First, that it’s from the New York Times, a major publication even in the 1890s. But then, before they even read the content of the article, they ask questions and think about context. The article is written in 1892, 400 years after 1492, during a wave of US immigration.
- What’s going on then?
- Who is responsible for this proclamation?
- Why was the proclamation made?
- What page of the New York Times was this on? Not page one, so how important was this really to people at the time?
When historians encounter this resource, their first move is to source it and put it in context, not to engage with the content. This article, to them, isn’t really about Columbus at all. It’s about President Harrison, who was responsible for the proclamation, and the immigration politics in the 1890s.
Sourcing, Contextualization, and Corroboration
The specialized skills that Wineburg’s historians brought to bear on a 120-plus-year-old New York Times article are at the heart of social studies education:
- Assessing the perspective of an author and source.
- Placing arguments in context.
- Validating the veracity of a claim.
. . . the ability to ask questions about sources, bias, and context are at the heart of social studies education and are essential skills for thriving in the modern world.
These are the very skills that teachers should employ in vetting resources. But this can be doubly challenging when navigating the Internet, where materials are often intentionally misleading or untrue, and sometimes quite skillful at hiding their intentions and sources.
Wineburg finds that, unfortunately, even historians struggle when confronting digital resources. However, there are other expert readers of digital content. Professional fact checkers engage in lateral reading of web resources – checking who owns a website, finding out who made (or sponsored) a YouTube video, and determining what, if any, research supports a claim. This process – a mirror of what historians do with primary sources from the past – is the how of good vetting of social studies resources.
Approaches to Vetting: Use Reliable Providers, DIY, or Model for Students
Vetting social studies resources is important not just because we want to ensure students are learning from accurate, verifiable materials. It’s important also because the ability to ask questions about sources, bias, and context are at the heart of social studies education and are essential skills for thriving in the modern world.
One approach is to rely on reputable companies and organizations like Newsela, Newseum, The National Archives, and the Stanford History Education Group. These each provide well-vetted resources for social studies teachers that provide ample opportunity to delve into deeper considerations. In some cases, there are even explicit lesson plans and units built to teach good social studies and historical thinking skills.
It is empowering for students to learn to vet resources for themselves.
Another approach is to vet resources for yourself, using a rigorous process that relies on sourcing, contextualizing, and corroborating. This can be challenging, but opens up opportunities to model the process for students, and perhaps even to scaffold their own learning of the same skills. It is empowering for students to learn to vet resources for themselves. Not only does it give them more control over telling their own stories, it helps them learn to learn about the modern information ecosystem.

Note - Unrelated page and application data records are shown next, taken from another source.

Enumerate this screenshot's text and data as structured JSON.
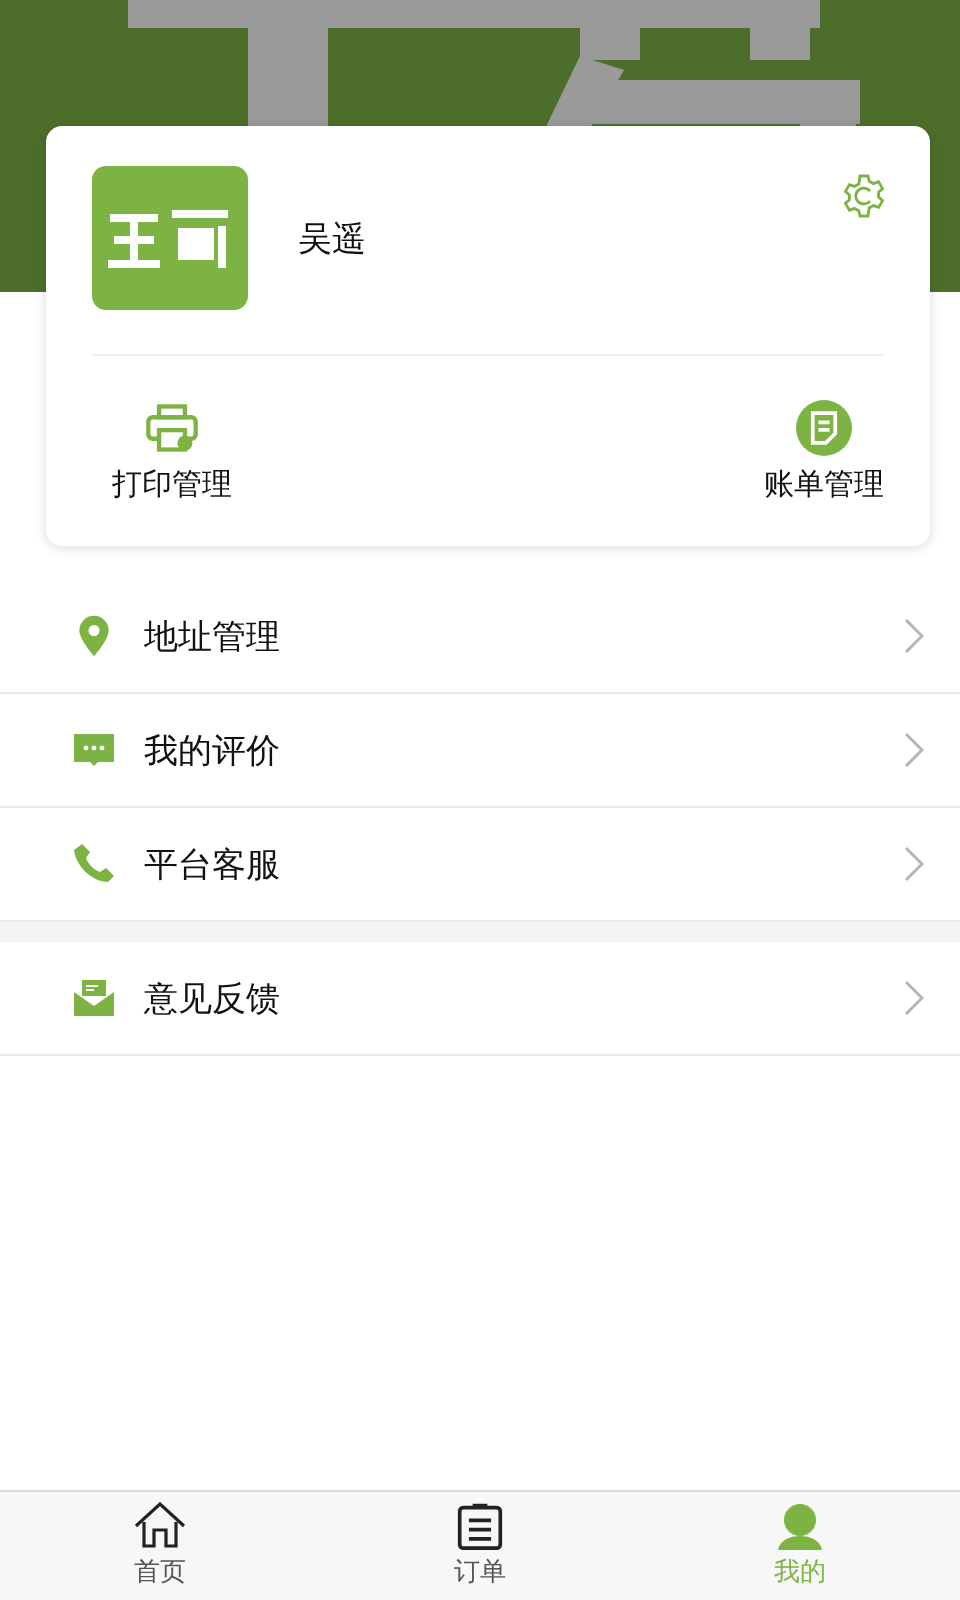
{
  "header": {
    "kind": "picture"
  },
  "profile": {
    "avatar": {
      "kind": "picture"
    },
    "name": "吴遥",
    "actions": [
      {
        "kind": "printer",
        "label": "打印管理"
      },
      {
        "kind": "bill",
        "label": "账单管理"
      }
    ]
  },
  "menu_groups": [
    [
      {
        "kind": "pin",
        "label": "地址管理"
      },
      {
        "kind": "chat",
        "label": "我的评价"
      },
      {
        "kind": "phone",
        "label": "平台客服"
      }
    ],
    [
      {
        "kind": "mail",
        "label": "意见反馈"
      }
    ]
  ],
  "tab_bar": [
    {
      "kind": "home",
      "label": "首页",
      "selected": false
    },
    {
      "kind": "clipboard",
      "label": "订单",
      "selected": false
    },
    {
      "kind": "person",
      "label": "我的",
      "selected": true
    }
  ]
}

When diving into a new content area, think about how to support students in seeking out knowledge and ideas, then ascertaining the reliability of those resources. More than any one piece of content knowledge, that is the core skill of social studies education.
Further Reading and Resources